[Items from an interface collection]
┄┄┄┄┄┄┄┄┄┄

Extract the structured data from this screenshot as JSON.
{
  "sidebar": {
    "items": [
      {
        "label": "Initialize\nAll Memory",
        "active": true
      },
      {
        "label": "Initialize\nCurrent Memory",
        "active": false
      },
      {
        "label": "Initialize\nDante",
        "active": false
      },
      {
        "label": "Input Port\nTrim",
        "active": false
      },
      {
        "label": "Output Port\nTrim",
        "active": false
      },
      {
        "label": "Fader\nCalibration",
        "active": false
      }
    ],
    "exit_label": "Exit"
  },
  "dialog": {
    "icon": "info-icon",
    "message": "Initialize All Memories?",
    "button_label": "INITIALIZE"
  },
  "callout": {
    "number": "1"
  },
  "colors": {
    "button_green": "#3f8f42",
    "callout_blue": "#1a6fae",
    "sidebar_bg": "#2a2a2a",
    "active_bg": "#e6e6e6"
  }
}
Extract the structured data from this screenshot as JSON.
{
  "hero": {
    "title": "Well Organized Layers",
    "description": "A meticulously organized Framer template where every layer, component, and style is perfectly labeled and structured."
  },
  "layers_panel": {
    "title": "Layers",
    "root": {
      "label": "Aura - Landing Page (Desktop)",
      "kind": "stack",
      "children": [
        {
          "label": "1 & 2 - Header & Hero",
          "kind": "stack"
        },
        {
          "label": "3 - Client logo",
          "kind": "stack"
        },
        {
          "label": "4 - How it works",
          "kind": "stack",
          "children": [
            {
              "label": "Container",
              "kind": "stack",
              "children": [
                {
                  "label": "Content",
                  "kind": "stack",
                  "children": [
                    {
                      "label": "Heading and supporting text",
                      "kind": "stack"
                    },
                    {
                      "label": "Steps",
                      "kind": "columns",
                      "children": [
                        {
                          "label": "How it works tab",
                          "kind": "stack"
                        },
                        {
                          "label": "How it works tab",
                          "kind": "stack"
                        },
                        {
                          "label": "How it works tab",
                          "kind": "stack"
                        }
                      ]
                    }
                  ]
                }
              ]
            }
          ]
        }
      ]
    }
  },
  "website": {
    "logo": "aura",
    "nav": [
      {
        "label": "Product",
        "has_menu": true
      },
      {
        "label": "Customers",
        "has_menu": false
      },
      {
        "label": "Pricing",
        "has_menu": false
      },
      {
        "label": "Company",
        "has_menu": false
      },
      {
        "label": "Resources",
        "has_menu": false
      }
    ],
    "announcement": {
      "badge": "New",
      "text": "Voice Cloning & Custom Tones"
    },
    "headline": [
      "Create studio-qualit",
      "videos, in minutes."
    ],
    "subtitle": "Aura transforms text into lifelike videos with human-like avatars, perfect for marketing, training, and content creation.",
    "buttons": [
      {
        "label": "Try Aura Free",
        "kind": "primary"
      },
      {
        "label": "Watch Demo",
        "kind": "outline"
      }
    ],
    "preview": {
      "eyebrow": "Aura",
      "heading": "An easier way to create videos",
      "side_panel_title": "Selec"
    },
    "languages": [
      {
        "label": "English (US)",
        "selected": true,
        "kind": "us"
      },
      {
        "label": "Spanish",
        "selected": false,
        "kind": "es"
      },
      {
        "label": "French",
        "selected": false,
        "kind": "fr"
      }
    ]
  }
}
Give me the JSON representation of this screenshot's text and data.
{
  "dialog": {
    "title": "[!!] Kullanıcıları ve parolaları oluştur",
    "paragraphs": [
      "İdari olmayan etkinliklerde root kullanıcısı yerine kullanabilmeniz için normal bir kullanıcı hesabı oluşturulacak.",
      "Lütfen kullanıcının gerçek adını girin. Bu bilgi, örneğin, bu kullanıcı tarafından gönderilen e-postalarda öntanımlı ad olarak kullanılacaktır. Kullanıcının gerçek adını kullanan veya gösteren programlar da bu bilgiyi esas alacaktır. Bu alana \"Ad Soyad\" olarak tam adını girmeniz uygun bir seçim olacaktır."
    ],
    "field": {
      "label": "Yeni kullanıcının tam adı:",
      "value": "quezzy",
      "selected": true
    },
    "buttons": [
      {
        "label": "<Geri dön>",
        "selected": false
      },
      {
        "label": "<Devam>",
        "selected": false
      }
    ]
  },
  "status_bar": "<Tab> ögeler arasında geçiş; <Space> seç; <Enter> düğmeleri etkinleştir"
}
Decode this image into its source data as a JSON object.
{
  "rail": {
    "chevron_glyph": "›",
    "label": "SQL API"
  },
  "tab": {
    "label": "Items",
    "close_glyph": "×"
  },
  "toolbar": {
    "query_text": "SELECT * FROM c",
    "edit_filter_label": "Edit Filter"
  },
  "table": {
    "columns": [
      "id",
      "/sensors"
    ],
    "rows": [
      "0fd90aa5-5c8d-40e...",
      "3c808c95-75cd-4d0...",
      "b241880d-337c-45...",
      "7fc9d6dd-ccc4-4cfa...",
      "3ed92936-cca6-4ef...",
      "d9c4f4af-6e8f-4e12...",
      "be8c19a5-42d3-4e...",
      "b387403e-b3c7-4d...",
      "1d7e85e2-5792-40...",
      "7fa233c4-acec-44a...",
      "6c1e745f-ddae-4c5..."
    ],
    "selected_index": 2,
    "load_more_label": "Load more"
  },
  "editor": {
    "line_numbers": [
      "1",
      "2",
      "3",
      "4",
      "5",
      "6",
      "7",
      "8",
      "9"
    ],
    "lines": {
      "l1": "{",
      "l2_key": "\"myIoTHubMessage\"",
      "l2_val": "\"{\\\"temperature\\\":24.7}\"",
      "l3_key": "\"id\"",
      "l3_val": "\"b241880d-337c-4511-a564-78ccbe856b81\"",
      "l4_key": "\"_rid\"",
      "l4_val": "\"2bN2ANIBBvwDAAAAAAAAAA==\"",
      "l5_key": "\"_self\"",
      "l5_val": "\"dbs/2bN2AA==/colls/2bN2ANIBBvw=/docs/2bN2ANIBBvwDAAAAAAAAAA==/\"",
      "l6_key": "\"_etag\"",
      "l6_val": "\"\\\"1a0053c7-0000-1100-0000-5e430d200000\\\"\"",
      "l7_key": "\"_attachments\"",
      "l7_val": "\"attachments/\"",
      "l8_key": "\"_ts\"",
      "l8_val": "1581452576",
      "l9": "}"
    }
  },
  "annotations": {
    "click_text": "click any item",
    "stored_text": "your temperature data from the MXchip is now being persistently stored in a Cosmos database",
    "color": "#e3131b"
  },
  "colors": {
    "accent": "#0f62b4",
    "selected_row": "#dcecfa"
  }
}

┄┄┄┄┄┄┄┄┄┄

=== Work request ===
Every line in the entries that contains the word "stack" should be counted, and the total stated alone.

=== Answer to the problem ===
10